◆ **WORK TO BE COMPLETED**:
Copy, from the material below, every line in which the word "trial" can be found.
━━━━━ DATA FOR THIS TASK ━━━━━
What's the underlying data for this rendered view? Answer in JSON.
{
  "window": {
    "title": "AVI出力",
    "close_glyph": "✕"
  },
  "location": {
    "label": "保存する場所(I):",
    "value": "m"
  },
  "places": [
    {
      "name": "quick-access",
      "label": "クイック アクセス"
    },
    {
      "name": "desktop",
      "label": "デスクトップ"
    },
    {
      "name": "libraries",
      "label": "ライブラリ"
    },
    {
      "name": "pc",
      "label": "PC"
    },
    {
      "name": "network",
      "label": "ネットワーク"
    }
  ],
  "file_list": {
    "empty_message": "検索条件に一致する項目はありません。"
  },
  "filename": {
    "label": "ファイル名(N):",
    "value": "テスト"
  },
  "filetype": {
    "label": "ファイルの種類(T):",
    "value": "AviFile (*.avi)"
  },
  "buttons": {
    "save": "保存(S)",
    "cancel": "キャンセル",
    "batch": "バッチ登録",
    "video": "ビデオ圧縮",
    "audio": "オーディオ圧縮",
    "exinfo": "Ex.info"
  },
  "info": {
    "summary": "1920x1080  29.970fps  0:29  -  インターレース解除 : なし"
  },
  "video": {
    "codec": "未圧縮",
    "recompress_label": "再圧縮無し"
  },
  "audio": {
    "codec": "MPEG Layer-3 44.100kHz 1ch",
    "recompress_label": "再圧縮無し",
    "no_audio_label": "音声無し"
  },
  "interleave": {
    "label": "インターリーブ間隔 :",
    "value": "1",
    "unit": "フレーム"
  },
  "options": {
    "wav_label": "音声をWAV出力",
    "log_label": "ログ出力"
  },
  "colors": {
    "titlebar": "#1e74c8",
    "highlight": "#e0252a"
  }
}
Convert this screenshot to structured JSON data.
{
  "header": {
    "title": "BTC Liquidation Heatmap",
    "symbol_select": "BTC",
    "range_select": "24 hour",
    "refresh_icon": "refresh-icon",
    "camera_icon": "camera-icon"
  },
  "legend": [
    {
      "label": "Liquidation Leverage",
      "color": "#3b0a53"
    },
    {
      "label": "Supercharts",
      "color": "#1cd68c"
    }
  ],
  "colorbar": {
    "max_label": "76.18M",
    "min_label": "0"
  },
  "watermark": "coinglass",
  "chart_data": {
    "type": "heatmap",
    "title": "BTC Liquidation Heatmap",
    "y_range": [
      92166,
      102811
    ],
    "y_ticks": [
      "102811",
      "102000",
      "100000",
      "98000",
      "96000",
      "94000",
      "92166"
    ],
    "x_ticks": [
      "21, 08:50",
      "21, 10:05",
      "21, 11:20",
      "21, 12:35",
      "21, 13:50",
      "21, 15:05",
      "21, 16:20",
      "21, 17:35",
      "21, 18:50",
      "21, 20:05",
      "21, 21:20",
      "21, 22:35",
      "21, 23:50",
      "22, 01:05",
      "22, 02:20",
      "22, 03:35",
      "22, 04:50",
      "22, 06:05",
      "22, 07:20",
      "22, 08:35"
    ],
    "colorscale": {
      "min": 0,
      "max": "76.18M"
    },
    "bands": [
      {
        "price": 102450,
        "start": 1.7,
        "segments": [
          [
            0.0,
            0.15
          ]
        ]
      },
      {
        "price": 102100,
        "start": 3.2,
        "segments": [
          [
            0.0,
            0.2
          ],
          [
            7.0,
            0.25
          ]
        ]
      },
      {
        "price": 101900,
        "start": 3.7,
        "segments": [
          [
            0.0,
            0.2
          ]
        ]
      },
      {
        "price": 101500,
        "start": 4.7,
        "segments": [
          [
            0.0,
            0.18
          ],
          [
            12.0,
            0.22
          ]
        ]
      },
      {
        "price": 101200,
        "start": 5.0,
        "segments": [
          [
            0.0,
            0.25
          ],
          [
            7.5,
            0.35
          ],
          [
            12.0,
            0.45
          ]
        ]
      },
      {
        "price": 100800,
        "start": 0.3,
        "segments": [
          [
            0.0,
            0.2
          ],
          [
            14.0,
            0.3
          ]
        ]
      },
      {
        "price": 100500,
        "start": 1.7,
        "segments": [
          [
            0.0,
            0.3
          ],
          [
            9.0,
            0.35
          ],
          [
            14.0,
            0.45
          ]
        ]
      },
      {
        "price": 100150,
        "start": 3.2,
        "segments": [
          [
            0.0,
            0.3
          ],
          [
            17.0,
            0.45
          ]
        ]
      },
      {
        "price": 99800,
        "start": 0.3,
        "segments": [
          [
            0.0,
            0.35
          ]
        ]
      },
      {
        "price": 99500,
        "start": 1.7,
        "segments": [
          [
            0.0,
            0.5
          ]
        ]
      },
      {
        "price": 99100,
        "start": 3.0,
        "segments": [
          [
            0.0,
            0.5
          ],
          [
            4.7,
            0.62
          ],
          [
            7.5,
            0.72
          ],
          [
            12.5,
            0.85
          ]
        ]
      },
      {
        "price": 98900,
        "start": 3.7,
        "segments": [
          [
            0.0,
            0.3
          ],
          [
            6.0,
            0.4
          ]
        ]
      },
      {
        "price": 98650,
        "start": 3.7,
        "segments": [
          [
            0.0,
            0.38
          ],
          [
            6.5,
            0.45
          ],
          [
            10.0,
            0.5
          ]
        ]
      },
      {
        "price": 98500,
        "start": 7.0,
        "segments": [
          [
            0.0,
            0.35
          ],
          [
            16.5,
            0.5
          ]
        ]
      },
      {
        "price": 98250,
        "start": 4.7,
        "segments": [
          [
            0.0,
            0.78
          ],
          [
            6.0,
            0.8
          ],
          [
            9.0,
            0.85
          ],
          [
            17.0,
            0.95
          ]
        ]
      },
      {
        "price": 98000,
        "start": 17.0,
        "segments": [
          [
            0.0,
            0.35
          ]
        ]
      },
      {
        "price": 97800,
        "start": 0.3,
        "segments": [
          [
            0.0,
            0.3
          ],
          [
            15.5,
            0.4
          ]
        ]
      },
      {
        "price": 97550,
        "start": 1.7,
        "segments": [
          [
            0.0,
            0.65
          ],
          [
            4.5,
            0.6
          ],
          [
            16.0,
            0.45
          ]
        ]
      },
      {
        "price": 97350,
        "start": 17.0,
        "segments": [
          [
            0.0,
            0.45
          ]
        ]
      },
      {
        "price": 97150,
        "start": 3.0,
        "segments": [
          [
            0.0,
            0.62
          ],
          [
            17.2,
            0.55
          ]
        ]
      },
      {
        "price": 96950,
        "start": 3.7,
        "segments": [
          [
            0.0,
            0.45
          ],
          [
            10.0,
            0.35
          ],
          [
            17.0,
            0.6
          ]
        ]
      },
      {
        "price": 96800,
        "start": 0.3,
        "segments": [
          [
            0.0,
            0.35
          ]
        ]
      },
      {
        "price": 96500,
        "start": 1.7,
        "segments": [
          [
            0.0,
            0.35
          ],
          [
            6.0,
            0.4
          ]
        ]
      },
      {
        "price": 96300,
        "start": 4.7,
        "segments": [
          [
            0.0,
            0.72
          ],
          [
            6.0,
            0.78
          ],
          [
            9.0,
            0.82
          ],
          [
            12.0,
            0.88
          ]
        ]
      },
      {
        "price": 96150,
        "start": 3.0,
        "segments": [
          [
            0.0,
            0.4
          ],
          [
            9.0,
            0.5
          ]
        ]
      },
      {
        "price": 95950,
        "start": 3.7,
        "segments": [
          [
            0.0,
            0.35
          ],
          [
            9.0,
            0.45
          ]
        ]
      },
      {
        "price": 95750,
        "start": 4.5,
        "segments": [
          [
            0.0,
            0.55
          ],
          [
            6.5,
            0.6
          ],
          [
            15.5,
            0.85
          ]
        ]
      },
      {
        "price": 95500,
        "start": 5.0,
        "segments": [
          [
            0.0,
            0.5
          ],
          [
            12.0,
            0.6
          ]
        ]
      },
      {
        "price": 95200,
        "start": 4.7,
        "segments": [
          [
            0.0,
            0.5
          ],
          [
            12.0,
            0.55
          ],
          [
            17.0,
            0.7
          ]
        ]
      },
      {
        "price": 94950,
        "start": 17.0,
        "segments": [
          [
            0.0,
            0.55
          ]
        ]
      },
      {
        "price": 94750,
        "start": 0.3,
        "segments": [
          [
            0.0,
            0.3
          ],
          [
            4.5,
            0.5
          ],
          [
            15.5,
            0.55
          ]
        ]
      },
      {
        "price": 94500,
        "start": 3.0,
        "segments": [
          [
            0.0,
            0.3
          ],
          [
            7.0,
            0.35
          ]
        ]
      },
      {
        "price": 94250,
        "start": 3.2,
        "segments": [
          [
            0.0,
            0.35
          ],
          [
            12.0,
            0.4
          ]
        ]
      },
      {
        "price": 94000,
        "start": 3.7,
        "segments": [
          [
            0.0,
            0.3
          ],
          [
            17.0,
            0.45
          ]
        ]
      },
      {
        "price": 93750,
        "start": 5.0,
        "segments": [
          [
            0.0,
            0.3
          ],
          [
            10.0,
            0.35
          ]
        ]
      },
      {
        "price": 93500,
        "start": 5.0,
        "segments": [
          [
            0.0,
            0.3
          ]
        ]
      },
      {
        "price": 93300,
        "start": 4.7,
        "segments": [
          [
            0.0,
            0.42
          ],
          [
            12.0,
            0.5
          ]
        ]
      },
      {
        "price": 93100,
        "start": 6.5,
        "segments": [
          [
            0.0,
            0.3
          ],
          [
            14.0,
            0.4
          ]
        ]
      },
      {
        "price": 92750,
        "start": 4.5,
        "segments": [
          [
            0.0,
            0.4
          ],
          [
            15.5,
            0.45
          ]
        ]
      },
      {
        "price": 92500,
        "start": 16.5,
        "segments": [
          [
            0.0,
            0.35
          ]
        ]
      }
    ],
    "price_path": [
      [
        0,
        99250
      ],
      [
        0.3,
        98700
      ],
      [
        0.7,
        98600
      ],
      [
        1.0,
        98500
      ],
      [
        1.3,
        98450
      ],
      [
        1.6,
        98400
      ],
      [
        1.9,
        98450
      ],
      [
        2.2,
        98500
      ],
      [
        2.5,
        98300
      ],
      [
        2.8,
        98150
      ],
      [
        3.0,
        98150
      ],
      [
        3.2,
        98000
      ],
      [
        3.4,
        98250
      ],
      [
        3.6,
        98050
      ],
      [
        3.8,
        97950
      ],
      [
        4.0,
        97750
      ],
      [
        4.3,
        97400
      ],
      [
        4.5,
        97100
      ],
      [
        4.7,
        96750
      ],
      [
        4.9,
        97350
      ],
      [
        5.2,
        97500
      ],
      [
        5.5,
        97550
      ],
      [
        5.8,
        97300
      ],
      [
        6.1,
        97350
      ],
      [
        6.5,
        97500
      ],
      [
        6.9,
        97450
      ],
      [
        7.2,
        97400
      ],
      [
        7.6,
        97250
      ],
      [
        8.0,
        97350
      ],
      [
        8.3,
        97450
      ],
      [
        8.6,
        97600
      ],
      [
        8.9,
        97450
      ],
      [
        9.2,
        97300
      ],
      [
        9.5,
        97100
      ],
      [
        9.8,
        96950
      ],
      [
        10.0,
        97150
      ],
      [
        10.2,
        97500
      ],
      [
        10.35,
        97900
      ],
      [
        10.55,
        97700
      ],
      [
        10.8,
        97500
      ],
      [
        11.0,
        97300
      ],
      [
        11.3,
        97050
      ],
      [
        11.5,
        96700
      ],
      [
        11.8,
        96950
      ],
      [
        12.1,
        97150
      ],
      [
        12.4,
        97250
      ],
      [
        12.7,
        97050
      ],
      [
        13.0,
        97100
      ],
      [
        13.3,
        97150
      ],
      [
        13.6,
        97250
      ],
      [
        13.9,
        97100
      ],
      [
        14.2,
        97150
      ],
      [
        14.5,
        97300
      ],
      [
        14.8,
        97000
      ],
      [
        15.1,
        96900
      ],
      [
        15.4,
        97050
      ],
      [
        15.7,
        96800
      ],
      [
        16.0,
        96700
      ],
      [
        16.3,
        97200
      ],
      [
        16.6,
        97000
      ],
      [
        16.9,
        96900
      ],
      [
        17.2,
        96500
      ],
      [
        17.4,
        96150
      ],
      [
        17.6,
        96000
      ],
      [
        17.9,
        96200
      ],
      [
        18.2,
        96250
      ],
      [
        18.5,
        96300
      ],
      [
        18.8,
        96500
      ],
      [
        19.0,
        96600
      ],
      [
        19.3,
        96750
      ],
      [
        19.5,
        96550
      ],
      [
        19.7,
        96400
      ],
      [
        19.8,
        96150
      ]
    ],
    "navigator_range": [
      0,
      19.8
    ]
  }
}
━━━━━
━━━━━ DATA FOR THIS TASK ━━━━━
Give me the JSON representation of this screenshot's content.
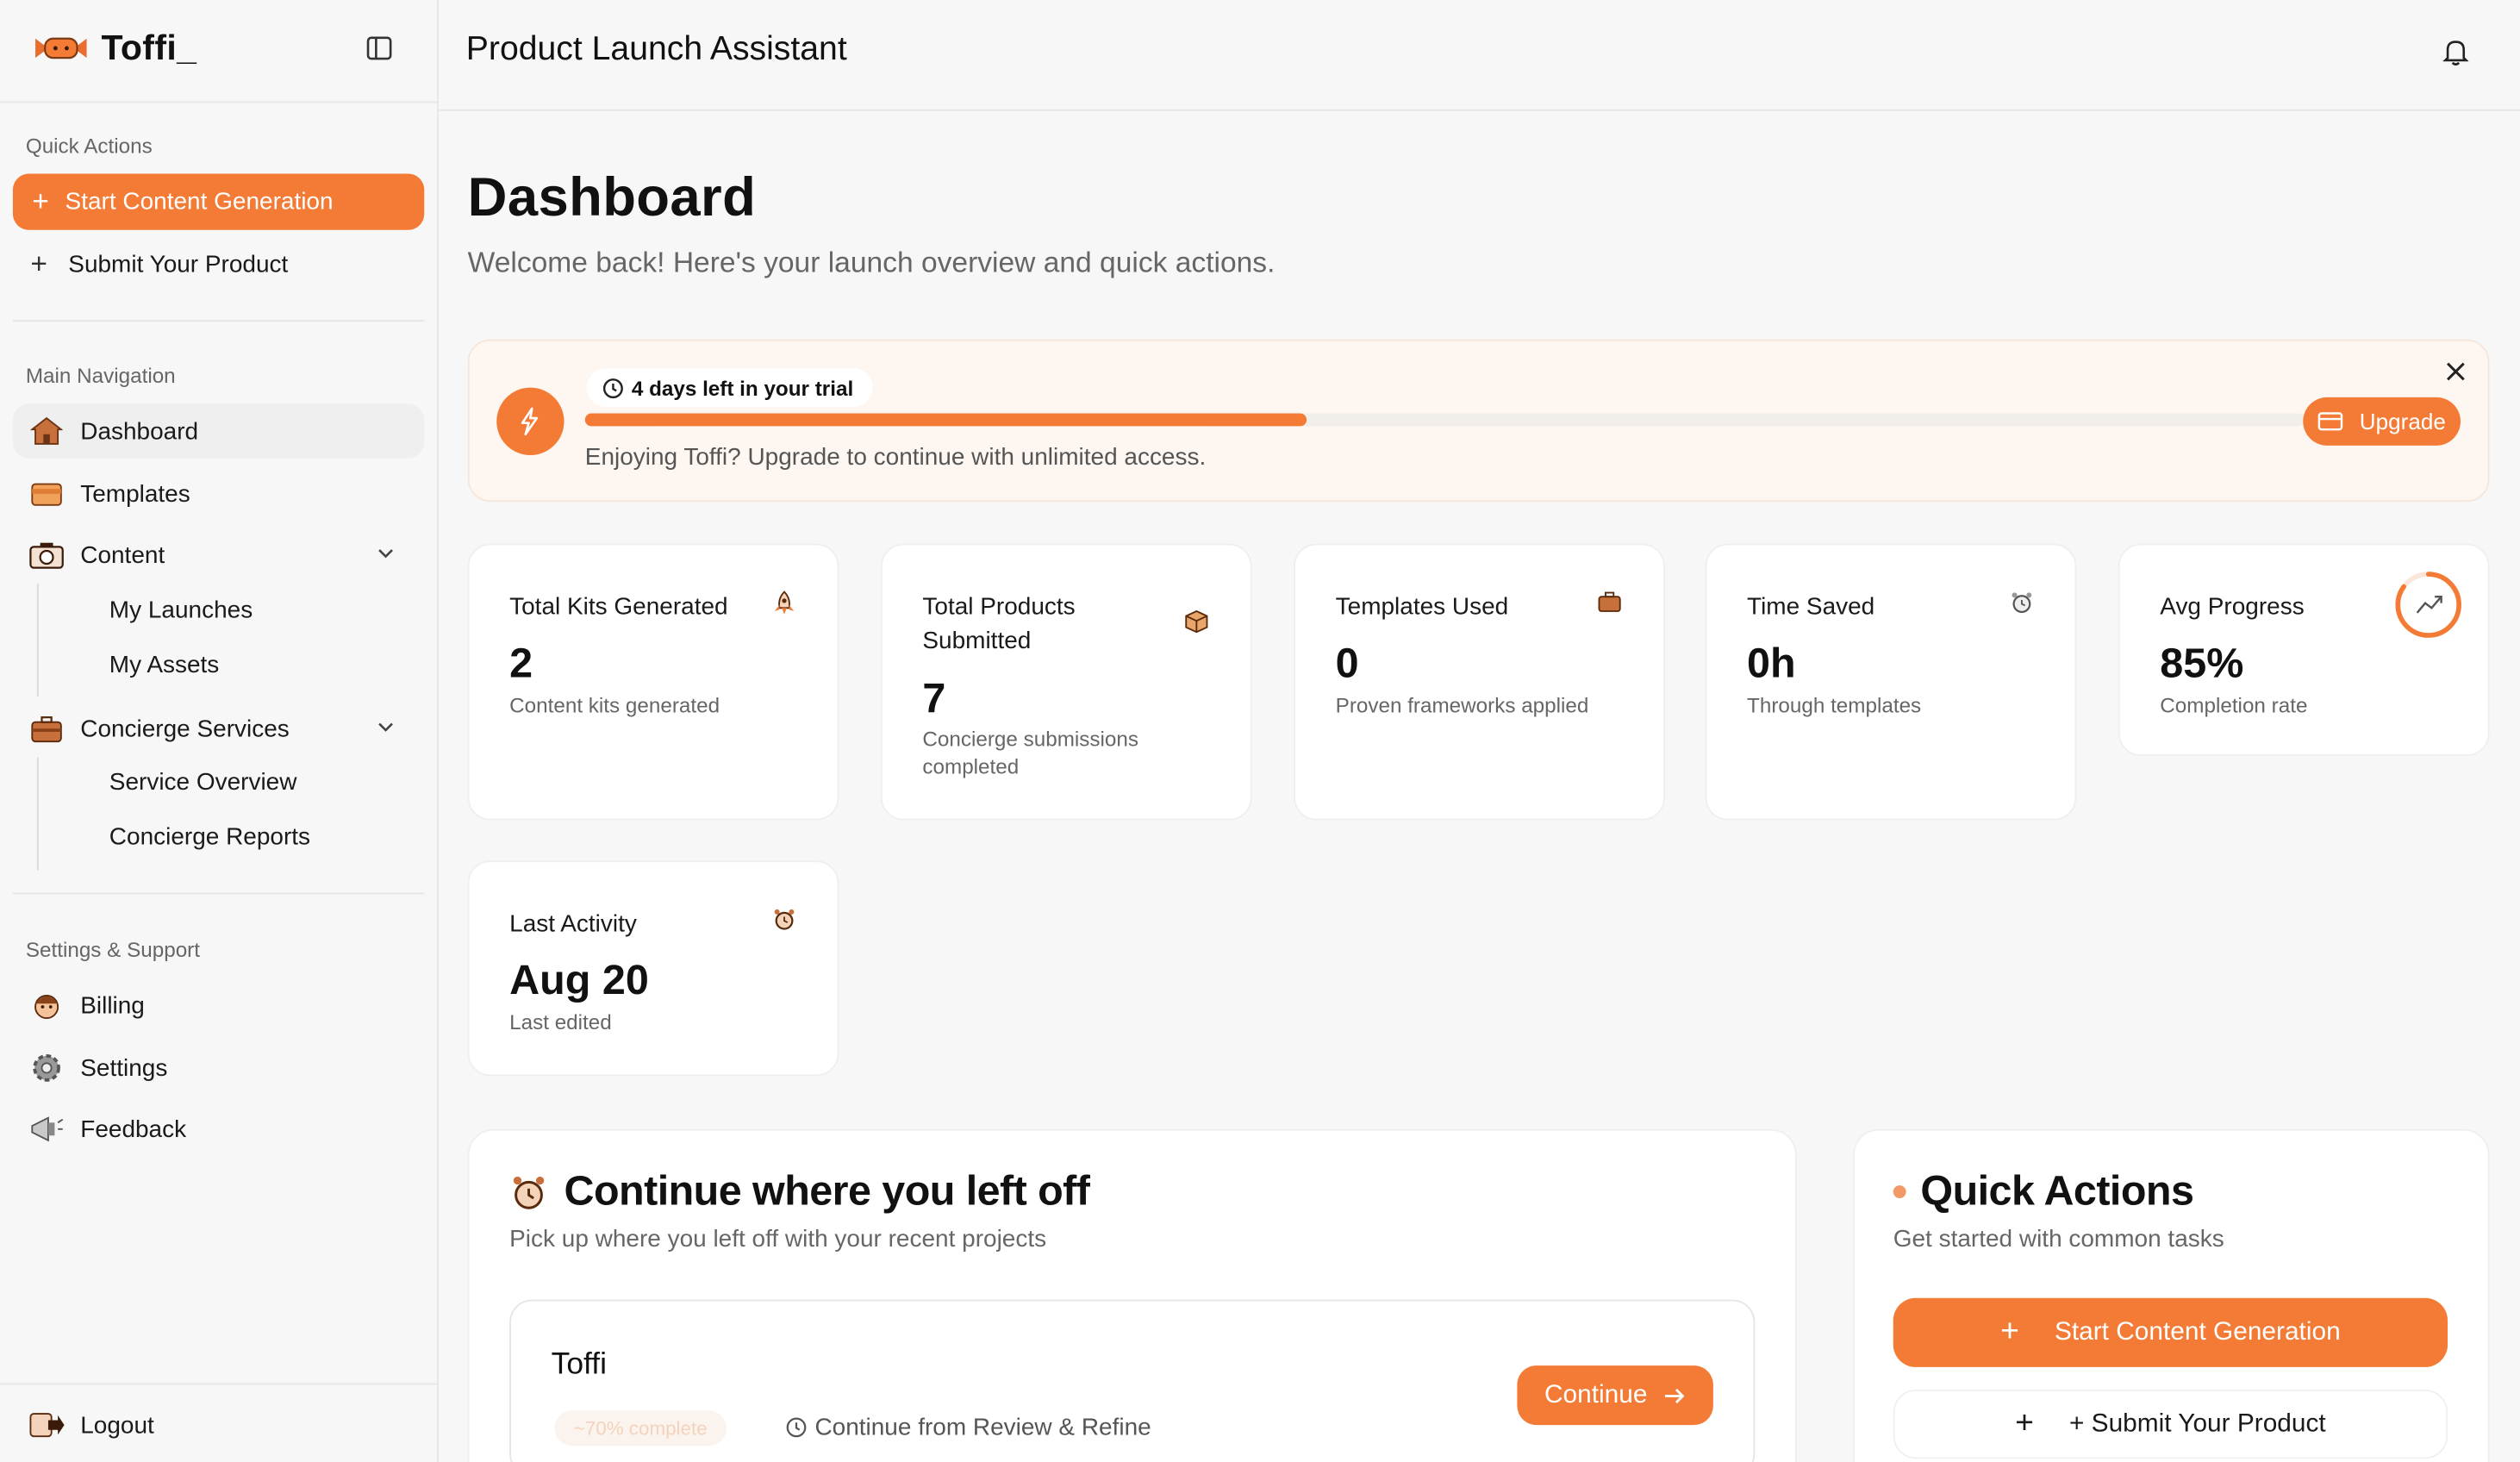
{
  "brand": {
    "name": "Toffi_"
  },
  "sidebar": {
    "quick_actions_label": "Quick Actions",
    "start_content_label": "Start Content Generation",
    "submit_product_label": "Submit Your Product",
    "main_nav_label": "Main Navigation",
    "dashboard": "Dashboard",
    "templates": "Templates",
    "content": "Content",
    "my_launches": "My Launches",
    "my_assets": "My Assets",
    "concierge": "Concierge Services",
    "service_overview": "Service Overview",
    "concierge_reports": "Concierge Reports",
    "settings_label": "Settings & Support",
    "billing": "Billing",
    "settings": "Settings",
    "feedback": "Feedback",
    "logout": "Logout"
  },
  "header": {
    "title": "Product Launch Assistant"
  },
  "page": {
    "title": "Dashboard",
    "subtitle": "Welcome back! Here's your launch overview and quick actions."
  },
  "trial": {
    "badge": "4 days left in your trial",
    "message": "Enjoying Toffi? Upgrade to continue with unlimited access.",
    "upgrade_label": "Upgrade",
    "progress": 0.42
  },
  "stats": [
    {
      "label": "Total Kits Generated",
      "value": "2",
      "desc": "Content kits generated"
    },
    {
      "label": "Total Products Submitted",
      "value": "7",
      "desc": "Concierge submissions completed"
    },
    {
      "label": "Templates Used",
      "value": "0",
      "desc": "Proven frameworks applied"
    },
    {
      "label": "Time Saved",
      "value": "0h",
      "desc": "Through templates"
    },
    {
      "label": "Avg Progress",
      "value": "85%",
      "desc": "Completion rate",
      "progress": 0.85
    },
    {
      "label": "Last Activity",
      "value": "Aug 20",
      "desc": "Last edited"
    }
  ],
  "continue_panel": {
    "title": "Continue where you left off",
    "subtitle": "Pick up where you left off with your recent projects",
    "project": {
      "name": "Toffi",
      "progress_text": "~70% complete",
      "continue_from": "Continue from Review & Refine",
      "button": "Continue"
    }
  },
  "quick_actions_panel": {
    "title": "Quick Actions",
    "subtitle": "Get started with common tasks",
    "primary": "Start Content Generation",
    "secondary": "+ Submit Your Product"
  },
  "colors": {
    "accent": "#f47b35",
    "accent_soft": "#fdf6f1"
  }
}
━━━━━
◆ **SOLUTION TO THIS TASK**:
  "trial": {
    "badge": "4 days left in your trial",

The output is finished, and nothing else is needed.